━━━ DATASET RECORDS
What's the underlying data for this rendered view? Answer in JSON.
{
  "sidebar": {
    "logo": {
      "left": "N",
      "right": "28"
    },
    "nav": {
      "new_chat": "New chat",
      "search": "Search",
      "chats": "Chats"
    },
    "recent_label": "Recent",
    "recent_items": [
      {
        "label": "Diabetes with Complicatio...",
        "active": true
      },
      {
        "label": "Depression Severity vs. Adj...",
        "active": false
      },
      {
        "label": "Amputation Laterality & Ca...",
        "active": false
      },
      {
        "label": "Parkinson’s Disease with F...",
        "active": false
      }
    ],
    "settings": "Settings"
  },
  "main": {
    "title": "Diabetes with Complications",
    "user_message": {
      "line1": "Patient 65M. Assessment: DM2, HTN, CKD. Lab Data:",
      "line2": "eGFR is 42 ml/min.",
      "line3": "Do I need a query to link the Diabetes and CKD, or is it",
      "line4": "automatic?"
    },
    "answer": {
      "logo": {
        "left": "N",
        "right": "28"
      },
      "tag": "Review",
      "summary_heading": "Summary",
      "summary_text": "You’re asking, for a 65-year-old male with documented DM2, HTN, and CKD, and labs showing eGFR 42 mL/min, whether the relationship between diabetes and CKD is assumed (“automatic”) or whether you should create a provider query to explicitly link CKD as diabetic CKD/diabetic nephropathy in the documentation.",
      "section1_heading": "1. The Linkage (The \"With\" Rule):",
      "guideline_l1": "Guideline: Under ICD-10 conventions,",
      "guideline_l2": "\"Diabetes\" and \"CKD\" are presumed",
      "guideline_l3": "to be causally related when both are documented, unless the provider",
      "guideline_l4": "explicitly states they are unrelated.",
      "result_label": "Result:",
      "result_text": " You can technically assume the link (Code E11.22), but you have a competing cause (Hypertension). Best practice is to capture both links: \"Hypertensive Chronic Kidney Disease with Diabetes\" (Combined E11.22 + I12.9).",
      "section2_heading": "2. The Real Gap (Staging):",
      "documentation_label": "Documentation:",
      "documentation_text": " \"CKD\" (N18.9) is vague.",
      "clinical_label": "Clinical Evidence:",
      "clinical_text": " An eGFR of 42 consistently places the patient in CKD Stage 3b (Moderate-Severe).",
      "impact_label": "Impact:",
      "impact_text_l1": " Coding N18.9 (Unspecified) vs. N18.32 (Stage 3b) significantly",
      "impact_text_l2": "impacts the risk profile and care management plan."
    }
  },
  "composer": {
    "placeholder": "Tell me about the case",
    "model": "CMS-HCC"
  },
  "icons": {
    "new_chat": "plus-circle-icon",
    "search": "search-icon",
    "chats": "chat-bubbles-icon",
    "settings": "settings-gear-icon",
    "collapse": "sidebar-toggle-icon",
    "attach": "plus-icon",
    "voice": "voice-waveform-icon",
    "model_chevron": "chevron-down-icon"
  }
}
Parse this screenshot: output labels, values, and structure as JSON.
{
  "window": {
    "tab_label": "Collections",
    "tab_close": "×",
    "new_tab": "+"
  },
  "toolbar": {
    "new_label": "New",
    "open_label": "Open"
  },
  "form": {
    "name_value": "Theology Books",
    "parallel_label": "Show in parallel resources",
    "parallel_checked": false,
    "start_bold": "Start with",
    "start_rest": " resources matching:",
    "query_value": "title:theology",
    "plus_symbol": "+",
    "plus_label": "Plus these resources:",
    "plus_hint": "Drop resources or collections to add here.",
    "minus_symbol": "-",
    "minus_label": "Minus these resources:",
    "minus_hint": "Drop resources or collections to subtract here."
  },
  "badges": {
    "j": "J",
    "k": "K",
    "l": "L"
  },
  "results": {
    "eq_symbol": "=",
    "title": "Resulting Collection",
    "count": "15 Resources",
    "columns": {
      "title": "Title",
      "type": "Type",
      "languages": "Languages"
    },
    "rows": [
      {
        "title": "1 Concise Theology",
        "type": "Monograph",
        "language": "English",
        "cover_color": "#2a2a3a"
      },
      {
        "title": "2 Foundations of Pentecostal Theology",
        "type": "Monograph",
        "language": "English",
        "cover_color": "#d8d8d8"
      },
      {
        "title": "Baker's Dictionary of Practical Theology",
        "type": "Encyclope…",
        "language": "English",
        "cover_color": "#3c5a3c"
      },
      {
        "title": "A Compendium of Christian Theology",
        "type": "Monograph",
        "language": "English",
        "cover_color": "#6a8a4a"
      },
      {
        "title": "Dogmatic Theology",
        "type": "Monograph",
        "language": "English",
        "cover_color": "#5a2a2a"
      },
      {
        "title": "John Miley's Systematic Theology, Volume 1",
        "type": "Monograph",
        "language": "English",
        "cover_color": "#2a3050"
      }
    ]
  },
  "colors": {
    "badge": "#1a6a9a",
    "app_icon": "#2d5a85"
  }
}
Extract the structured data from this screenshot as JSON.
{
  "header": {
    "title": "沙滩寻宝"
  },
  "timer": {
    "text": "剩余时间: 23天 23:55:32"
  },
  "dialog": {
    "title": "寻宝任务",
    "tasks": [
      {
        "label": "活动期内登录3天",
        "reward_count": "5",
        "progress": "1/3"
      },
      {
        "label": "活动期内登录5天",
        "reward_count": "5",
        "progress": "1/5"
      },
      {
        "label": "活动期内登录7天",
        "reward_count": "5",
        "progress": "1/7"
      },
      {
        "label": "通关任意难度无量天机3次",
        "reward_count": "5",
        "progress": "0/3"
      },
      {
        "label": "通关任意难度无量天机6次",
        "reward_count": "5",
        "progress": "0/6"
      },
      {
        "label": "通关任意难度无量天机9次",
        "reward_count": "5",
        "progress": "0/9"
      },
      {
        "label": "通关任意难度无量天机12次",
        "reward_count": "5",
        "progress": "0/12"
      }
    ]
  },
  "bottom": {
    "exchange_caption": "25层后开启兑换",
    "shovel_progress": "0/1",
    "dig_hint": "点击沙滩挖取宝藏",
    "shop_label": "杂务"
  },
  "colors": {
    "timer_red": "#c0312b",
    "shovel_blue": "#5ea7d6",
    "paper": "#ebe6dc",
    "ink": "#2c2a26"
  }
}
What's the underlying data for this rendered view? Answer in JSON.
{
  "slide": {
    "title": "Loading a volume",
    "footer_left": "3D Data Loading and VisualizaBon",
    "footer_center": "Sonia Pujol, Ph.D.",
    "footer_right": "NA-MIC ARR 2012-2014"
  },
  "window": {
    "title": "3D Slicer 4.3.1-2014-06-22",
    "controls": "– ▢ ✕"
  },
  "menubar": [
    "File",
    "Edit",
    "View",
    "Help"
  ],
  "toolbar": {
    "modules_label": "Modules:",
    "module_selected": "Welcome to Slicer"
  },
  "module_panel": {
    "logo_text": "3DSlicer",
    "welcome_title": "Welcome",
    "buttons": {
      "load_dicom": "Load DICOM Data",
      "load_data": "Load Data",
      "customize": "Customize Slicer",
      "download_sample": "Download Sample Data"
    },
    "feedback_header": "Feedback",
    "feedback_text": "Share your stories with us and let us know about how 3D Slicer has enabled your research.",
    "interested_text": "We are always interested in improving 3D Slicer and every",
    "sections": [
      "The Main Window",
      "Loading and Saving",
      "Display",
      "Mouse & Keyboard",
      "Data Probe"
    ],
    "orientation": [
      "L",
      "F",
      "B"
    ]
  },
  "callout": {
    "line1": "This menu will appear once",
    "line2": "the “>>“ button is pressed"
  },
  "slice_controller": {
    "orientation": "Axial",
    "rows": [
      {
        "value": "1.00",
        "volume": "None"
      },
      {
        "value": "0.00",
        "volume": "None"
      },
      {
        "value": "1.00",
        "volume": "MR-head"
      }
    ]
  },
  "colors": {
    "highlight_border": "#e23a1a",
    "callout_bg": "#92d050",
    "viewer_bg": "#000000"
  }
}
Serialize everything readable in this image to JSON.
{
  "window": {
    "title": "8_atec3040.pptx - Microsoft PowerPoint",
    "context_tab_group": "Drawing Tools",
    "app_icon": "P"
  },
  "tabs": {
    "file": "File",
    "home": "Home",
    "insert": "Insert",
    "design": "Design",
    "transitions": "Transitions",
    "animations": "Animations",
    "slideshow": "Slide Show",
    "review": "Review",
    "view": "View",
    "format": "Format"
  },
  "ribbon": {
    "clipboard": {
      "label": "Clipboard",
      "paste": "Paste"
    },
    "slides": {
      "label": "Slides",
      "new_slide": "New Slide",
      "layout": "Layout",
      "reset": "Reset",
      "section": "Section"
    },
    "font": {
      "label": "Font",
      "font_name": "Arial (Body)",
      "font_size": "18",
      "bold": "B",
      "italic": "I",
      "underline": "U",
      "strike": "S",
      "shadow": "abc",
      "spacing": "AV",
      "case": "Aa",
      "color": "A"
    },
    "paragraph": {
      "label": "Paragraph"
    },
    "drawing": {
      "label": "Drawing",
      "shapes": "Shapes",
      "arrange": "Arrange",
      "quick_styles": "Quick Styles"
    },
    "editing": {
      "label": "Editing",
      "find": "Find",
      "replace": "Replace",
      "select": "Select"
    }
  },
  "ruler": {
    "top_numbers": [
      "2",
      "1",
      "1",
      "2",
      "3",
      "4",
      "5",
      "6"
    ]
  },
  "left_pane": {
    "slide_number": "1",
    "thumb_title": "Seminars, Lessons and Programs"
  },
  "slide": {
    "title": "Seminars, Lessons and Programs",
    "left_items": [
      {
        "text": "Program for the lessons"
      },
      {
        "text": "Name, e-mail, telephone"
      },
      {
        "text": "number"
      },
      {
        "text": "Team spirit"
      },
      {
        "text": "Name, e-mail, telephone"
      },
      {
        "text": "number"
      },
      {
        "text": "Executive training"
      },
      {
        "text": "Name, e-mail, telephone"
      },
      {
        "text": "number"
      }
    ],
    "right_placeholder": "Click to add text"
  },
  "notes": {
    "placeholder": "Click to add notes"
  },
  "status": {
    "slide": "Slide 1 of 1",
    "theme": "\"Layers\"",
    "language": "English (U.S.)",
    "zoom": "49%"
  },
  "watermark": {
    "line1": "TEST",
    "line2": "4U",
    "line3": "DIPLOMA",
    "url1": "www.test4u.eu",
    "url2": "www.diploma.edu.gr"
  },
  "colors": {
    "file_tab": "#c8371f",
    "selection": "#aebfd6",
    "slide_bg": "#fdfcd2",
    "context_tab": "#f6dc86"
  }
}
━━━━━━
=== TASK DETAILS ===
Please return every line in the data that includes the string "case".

=== TASK RESULT ===
    "placeholder": "Tell me about the case",
      "case": "Aa",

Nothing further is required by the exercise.